Requirement:
Only lines containing the word "letters" are needed; pull them out of the material.

Records provided:
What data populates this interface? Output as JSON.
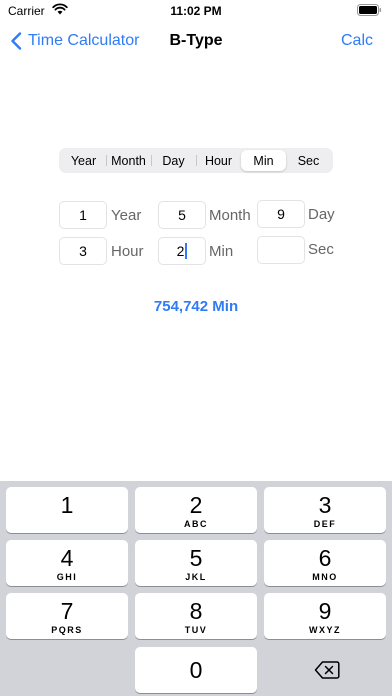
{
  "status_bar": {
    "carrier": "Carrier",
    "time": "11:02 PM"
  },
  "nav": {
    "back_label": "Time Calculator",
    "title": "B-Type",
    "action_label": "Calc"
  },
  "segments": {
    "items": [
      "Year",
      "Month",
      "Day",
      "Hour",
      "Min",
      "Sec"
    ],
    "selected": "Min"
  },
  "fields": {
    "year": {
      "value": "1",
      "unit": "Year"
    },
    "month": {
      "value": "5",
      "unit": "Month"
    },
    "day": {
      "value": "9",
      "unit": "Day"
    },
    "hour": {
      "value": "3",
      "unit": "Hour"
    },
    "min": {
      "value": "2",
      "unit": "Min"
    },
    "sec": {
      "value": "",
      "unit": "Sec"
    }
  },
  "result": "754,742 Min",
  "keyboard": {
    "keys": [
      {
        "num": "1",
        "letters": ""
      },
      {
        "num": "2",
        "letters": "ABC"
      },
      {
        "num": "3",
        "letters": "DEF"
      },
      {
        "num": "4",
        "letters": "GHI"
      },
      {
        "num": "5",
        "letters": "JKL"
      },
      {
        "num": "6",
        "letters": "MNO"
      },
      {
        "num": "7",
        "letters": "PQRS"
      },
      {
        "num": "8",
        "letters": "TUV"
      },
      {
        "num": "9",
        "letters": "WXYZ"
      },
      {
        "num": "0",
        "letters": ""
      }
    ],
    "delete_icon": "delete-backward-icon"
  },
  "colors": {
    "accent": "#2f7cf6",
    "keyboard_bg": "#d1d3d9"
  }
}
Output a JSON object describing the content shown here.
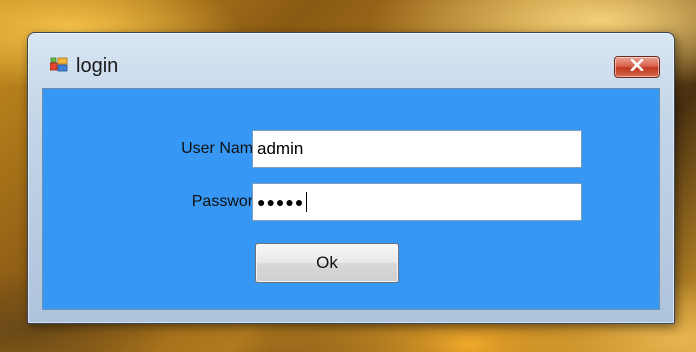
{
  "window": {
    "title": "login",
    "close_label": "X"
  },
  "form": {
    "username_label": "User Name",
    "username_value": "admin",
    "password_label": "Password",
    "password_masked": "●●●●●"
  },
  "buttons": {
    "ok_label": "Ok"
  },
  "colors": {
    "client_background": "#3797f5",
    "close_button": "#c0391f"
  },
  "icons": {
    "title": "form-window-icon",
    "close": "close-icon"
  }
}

Completed task:
        "letters": ""
        "letters": "ABC"
        "letters": "DEF"
        "letters": "GHI"
        "letters": "JKL"
        "letters": "MNO"
        "letters": "PQRS"
        "letters": "TUV"
        "letters": "WXYZ"
        "letters": ""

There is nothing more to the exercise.